Assignment:
Every line that contains the word "desktop" should be copied from the records below.

****

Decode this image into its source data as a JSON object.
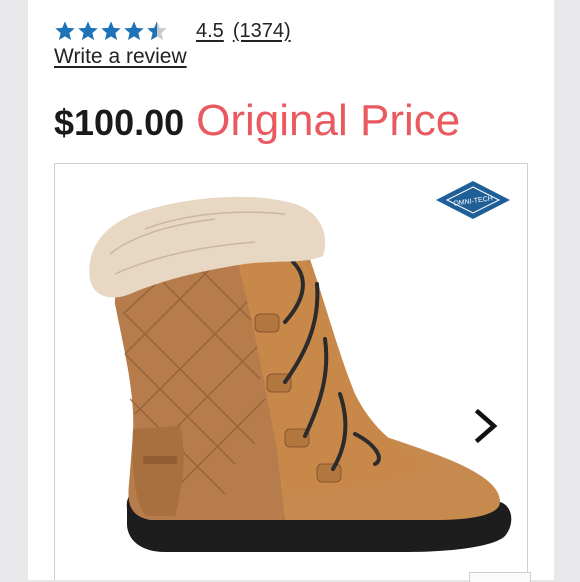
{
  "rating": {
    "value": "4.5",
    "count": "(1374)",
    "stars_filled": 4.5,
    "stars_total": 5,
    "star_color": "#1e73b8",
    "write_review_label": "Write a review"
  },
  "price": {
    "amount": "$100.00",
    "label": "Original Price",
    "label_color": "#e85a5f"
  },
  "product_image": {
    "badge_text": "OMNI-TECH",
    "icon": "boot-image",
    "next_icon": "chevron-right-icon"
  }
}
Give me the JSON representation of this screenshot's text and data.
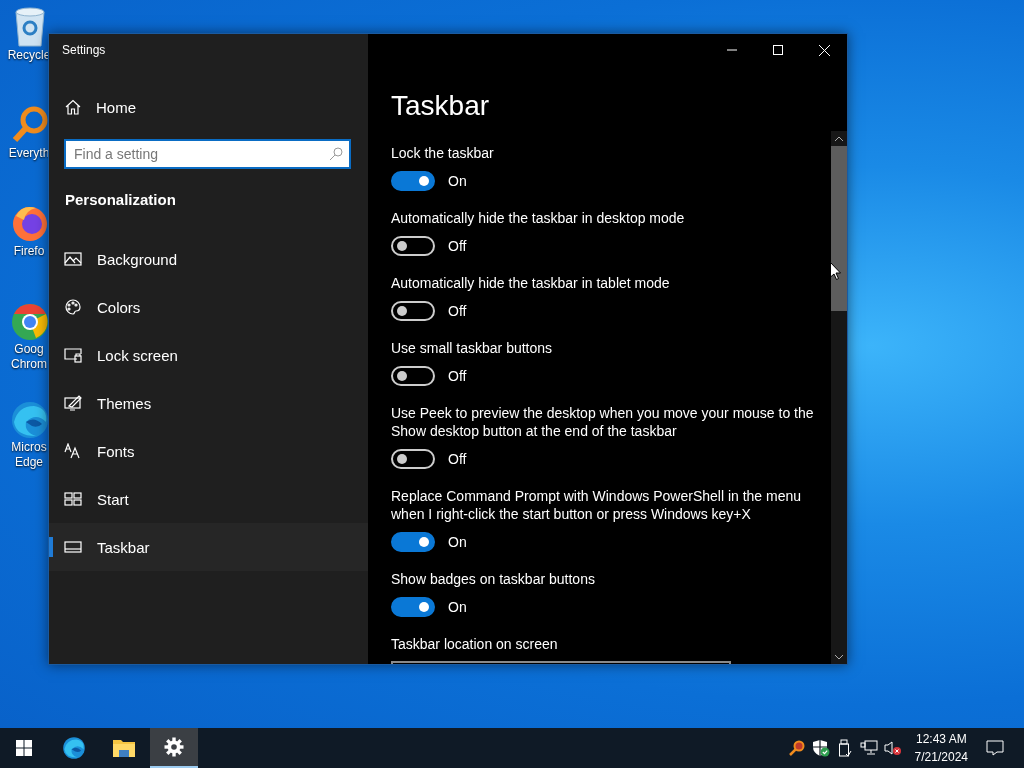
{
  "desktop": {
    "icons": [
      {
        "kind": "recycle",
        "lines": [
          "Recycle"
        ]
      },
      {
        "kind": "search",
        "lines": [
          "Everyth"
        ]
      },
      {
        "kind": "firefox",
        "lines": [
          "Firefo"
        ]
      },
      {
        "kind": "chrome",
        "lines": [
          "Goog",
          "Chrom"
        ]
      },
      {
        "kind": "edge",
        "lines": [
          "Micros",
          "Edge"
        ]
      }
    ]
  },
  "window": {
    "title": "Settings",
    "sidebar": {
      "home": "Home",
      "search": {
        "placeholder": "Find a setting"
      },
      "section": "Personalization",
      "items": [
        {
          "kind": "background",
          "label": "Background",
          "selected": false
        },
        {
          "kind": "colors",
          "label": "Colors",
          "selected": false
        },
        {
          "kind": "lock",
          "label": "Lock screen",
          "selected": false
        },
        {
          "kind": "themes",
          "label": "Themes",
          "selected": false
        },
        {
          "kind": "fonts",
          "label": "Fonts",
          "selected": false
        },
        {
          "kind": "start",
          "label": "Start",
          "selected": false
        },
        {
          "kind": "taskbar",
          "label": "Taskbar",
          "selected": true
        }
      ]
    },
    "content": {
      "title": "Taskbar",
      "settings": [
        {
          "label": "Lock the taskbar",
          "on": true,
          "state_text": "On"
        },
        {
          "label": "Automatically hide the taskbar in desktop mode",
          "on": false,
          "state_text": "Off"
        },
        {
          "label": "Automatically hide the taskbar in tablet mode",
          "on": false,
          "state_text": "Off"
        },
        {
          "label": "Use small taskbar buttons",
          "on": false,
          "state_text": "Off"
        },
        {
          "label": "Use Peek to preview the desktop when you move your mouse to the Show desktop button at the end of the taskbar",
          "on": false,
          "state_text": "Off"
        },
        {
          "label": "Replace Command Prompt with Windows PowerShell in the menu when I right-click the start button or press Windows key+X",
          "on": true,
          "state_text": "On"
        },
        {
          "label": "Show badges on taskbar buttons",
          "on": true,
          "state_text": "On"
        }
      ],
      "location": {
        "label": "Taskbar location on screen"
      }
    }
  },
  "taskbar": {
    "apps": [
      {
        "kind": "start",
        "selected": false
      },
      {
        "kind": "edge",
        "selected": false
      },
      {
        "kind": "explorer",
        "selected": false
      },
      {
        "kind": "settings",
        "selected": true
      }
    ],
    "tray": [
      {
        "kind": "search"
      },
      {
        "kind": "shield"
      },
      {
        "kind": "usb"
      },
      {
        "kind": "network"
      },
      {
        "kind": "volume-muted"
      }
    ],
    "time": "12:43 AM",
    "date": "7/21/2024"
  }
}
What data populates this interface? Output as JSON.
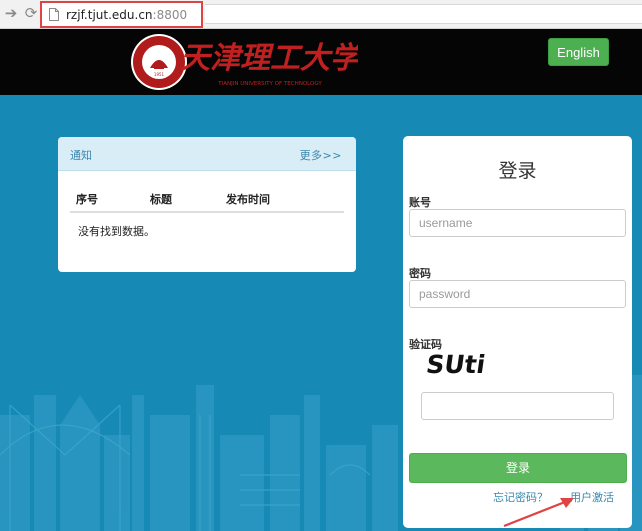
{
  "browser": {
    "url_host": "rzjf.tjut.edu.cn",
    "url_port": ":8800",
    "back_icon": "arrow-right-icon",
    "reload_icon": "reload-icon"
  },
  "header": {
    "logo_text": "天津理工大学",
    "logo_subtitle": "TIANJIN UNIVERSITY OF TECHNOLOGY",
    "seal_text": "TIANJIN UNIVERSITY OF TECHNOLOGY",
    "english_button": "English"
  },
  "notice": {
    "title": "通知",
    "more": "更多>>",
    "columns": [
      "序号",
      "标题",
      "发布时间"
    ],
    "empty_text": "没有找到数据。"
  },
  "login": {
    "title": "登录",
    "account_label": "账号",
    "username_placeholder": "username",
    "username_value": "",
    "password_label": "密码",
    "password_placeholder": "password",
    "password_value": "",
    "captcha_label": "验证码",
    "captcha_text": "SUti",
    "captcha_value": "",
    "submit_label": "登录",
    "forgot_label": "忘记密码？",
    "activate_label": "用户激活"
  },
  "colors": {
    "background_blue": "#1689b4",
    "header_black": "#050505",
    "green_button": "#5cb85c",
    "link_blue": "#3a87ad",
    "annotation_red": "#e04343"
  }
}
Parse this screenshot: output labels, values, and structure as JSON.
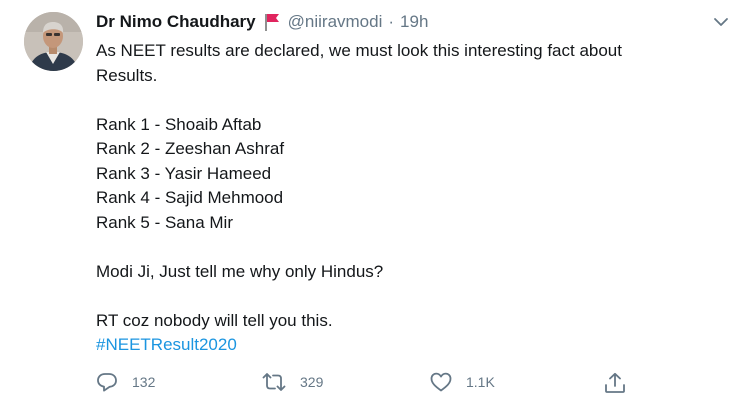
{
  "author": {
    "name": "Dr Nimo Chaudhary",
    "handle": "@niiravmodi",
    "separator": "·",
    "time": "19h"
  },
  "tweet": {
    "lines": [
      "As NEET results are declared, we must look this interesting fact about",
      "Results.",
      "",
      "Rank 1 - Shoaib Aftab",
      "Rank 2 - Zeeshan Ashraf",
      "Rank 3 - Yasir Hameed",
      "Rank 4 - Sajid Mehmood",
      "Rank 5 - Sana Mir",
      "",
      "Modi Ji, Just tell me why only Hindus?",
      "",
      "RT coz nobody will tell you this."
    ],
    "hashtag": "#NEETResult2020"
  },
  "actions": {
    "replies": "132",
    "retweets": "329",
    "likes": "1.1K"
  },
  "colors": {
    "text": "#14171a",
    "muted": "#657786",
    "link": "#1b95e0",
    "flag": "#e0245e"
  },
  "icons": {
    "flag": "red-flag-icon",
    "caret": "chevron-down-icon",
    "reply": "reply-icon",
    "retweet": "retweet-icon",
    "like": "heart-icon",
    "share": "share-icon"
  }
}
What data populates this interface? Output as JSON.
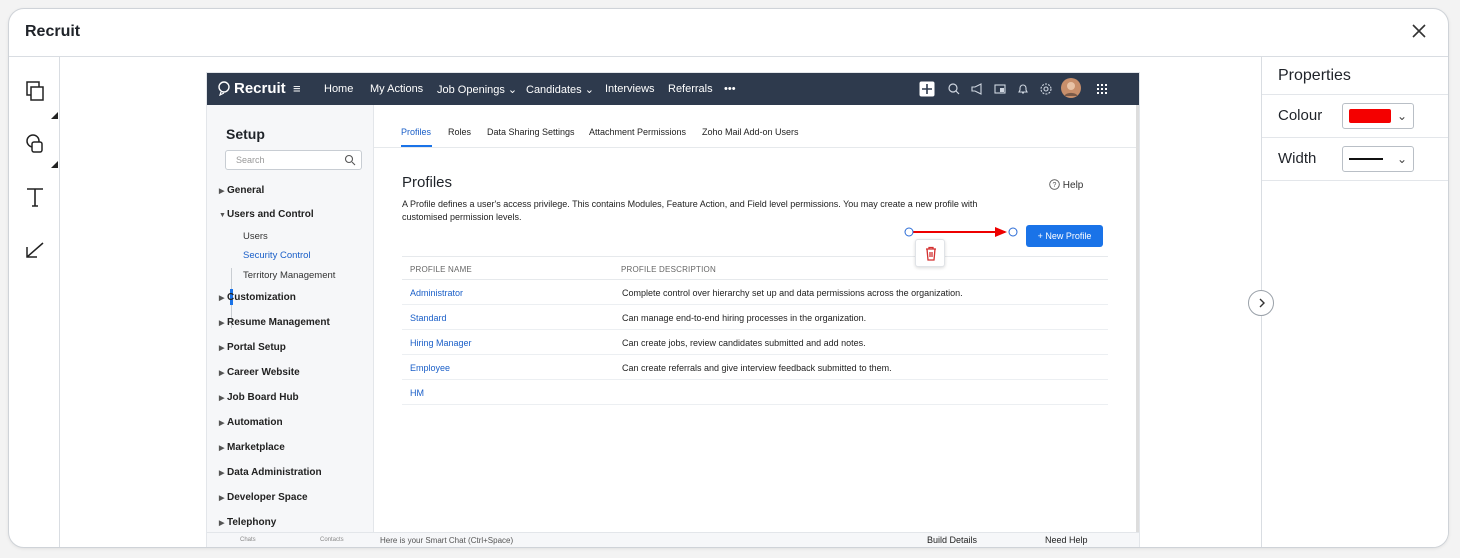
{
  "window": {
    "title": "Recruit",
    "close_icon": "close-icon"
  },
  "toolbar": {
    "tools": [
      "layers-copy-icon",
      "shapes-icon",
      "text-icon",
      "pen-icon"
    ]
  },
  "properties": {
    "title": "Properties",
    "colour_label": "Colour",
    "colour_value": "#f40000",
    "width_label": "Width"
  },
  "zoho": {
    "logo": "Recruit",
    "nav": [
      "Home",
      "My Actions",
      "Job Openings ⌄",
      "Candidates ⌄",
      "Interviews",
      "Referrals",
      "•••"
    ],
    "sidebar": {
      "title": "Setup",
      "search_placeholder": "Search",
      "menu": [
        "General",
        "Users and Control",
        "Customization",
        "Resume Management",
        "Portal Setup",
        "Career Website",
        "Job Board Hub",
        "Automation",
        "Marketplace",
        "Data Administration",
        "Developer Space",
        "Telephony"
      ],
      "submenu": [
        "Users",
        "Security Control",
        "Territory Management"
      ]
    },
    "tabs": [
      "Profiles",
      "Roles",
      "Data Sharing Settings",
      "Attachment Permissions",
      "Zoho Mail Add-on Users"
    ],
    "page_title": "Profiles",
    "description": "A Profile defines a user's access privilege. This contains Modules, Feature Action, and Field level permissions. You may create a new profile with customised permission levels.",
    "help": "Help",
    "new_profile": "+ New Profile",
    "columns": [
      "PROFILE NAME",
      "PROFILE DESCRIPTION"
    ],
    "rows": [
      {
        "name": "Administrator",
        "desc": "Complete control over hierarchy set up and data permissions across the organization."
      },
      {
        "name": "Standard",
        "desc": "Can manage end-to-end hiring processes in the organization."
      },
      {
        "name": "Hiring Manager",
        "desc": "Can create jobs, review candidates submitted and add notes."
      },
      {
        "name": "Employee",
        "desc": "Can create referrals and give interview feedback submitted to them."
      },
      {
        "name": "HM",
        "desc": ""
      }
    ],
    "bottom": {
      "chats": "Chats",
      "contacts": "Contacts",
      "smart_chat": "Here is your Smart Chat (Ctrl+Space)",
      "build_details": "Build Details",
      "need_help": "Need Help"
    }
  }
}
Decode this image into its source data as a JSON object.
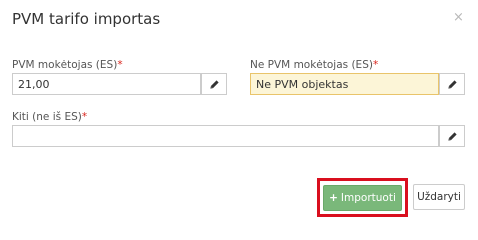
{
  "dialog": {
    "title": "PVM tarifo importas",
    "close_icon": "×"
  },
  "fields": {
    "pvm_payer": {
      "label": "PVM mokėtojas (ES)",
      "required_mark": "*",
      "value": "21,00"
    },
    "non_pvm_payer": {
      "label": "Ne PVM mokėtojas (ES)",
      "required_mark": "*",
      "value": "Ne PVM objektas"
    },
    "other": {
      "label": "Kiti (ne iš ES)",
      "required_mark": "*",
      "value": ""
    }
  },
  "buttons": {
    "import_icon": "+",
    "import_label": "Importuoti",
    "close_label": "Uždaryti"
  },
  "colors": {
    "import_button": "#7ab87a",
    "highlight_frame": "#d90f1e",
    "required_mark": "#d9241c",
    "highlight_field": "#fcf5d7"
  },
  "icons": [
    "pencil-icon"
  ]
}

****

Exercise answer:
  "desktop": {
          "label": "Automatically hide the taskbar in desktop mode",
          "label": "Use Peek to preview the desktop when you move your mouse to the Show desktop button at the end of the taskbar",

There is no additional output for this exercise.